Entries supplied: Begin

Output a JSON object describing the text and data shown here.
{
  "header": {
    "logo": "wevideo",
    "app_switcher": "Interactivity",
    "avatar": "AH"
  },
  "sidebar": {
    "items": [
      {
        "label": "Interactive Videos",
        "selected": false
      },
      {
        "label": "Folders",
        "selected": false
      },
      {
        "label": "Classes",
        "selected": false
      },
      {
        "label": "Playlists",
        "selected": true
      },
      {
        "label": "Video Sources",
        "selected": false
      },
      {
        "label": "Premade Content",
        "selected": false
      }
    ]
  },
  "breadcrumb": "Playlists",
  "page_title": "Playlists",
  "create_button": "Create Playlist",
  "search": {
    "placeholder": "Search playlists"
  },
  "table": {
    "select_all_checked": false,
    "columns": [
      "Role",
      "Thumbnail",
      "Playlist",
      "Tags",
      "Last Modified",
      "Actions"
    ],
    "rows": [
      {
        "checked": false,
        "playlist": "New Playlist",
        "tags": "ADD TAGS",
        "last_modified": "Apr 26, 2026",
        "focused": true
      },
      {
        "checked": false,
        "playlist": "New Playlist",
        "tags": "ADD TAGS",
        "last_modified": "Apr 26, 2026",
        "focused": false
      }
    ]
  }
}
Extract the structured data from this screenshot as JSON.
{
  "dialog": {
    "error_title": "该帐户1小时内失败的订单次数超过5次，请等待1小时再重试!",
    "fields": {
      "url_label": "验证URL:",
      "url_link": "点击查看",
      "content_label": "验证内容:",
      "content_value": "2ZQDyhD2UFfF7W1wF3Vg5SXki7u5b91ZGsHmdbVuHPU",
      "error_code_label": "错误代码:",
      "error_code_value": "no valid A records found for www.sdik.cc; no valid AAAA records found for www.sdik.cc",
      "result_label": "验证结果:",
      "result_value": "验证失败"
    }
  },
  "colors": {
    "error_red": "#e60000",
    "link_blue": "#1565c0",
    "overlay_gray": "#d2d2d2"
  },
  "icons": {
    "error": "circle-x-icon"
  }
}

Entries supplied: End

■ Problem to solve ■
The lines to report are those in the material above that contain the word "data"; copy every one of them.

■ Task response ■
Output a JSON object describing the text and data shown here.
Extract the structured data from this screenshot as JSON.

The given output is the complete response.